## Work task
What follows is a set of records; repeat all of them exactly.

Top of Given records

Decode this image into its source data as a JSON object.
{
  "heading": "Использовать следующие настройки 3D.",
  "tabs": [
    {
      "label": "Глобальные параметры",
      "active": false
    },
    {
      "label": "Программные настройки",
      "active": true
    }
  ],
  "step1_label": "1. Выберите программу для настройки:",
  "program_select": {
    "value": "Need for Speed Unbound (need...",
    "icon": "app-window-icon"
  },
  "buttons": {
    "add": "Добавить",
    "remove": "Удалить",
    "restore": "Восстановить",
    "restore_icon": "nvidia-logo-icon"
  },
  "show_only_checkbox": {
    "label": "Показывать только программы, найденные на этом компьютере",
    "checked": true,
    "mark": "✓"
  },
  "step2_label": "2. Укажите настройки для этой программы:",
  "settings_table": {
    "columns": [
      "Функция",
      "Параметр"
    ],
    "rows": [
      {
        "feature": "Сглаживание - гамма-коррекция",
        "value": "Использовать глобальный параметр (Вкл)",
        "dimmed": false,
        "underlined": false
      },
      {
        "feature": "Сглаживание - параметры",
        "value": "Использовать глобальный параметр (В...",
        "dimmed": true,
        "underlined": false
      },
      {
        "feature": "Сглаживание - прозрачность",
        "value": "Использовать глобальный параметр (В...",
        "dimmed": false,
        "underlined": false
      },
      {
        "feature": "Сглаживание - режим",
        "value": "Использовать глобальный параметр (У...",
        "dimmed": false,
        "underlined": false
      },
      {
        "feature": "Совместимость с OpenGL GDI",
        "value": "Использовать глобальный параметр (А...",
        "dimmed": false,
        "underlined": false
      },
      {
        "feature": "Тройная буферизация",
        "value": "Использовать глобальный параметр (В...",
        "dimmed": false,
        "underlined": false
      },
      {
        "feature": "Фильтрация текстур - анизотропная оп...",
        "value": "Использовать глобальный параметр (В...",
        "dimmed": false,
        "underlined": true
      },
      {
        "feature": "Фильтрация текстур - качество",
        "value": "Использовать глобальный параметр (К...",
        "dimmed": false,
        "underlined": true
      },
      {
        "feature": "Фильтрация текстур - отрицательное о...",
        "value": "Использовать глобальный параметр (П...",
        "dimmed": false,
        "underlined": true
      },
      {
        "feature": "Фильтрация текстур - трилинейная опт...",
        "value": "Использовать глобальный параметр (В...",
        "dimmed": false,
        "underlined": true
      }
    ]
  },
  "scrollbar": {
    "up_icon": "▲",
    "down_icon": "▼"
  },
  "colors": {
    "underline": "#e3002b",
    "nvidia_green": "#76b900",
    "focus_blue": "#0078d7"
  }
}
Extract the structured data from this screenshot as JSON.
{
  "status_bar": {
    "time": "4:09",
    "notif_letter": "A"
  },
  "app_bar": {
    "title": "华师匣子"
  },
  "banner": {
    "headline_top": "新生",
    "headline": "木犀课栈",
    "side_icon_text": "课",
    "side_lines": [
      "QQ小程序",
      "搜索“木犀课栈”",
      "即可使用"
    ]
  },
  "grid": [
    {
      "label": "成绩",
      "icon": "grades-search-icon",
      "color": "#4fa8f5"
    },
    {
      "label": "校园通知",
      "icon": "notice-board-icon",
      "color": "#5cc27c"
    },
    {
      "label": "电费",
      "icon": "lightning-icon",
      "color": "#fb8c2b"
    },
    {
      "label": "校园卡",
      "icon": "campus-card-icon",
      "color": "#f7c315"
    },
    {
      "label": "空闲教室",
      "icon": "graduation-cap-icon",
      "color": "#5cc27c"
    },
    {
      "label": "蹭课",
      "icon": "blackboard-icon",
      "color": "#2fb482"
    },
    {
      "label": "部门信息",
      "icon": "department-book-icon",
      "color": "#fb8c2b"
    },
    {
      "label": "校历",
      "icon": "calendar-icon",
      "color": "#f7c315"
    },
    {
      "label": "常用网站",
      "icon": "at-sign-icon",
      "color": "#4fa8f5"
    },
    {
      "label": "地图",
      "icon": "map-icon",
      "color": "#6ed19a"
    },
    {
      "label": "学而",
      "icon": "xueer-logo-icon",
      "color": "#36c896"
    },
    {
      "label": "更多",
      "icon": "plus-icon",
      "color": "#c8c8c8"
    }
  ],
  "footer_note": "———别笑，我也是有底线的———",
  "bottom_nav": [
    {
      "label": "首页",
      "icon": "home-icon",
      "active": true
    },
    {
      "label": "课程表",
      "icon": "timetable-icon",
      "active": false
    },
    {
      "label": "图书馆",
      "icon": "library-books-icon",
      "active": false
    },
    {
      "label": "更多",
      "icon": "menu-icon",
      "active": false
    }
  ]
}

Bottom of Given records

## Your solution
Decode this image into its source data as a JSON object.
{
  "heading": "Использовать следующие настройки 3D.",
  "tabs": [
    {
      "label": "Глобальные параметры",
      "active": false
    },
    {
      "label": "Программные настройки",
      "active": true
    }
  ],
  "step1_label": "1. Выберите программу для настройки:",
  "program_select": {
    "value": "Need for Speed Unbound (need...",
    "icon": "app-window-icon"
  },
  "buttons": {
    "add": "Добавить",
    "remove": "Удалить",
    "restore": "Восстановить",
    "restore_icon": "nvidia-logo-icon"
  },
  "show_only_checkbox": {
    "label": "Показывать только программы, найденные на этом компьютере",
    "checked": true,
    "mark": "✓"
  },
  "step2_label": "2. Укажите настройки для этой программы:",
  "settings_table": {
    "columns": [
      "Функция",
      "Параметр"
    ],
    "rows": [
      {
        "feature": "Сглаживание - гамма-коррекция",
        "value": "Использовать глобальный параметр (Вкл)",
        "dimmed": false,
        "underlined": false
      },
      {
        "feature": "Сглаживание - параметры",
        "value": "Использовать глобальный параметр (В...",
        "dimmed": true,
        "underlined": false
      },
      {
        "feature": "Сглаживание - прозрачность",
        "value": "Использовать глобальный параметр (В...",
        "dimmed": false,
        "underlined": false
      },
      {
        "feature": "Сглаживание - режим",
        "value": "Использовать глобальный параметр (У...",
        "dimmed": false,
        "underlined": false
      },
      {
        "feature": "Совместимость с OpenGL GDI",
        "value": "Использовать глобальный параметр (А...",
        "dimmed": false,
        "underlined": false
      },
      {
        "feature": "Тройная буферизация",
        "value": "Использовать глобальный параметр (В...",
        "dimmed": false,
        "underlined": false
      },
      {
        "feature": "Фильтрация текстур - анизотропная оп...",
        "value": "Использовать глобальный параметр (В...",
        "dimmed": false,
        "underlined": true
      },
      {
        "feature": "Фильтрация текстур - качество",
        "value": "Использовать глобальный параметр (К...",
        "dimmed": false,
        "underlined": true
      },
      {
        "feature": "Фильтрация текстур - отрицательное о...",
        "value": "Использовать глобальный параметр (П...",
        "dimmed": false,
        "underlined": true
      },
      {
        "feature": "Фильтрация текстур - трилинейная опт...",
        "value": "Использовать глобальный параметр (В...",
        "dimmed": false,
        "underlined": true
      }
    ]
  },
  "scrollbar": {
    "up_icon": "▲",
    "down_icon": "▼"
  },
  "colors": {
    "underline": "#e3002b",
    "nvidia_green": "#76b900",
    "focus_blue": "#0078d7"
  }
}
Extract the structured data from this screenshot as JSON.
{
  "status_bar": {
    "time": "4:09",
    "notif_letter": "A"
  },
  "app_bar": {
    "title": "华师匣子"
  },
  "banner": {
    "headline_top": "新生",
    "headline": "木犀课栈",
    "side_icon_text": "课",
    "side_lines": [
      "QQ小程序",
      "搜索“木犀课栈”",
      "即可使用"
    ]
  },
  "grid": [
    {
      "label": "成绩",
      "icon": "grades-search-icon",
      "color": "#4fa8f5"
    },
    {
      "label": "校园通知",
      "icon": "notice-board-icon",
      "color": "#5cc27c"
    },
    {
      "label": "电费",
      "icon": "lightning-icon",
      "color": "#fb8c2b"
    },
    {
      "label": "校园卡",
      "icon": "campus-card-icon",
      "color": "#f7c315"
    },
    {
      "label": "空闲教室",
      "icon": "graduation-cap-icon",
      "color": "#5cc27c"
    },
    {
      "label": "蹭课",
      "icon": "blackboard-icon",
      "color": "#2fb482"
    },
    {
      "label": "部门信息",
      "icon": "department-book-icon",
      "color": "#fb8c2b"
    },
    {
      "label": "校历",
      "icon": "calendar-icon",
      "color": "#f7c315"
    },
    {
      "label": "常用网站",
      "icon": "at-sign-icon",
      "color": "#4fa8f5"
    },
    {
      "label": "地图",
      "icon": "map-icon",
      "color": "#6ed19a"
    },
    {
      "label": "学而",
      "icon": "xueer-logo-icon",
      "color": "#36c896"
    },
    {
      "label": "更多",
      "icon": "plus-icon",
      "color": "#c8c8c8"
    }
  ],
  "footer_note": "———别笑，我也是有底线的———",
  "bottom_nav": [
    {
      "label": "首页",
      "icon": "home-icon",
      "active": true
    },
    {
      "label": "课程表",
      "icon": "timetable-icon",
      "active": false
    },
    {
      "label": "图书馆",
      "icon": "library-books-icon",
      "active": false
    },
    {
      "label": "更多",
      "icon": "menu-icon",
      "active": false
    }
  ]
}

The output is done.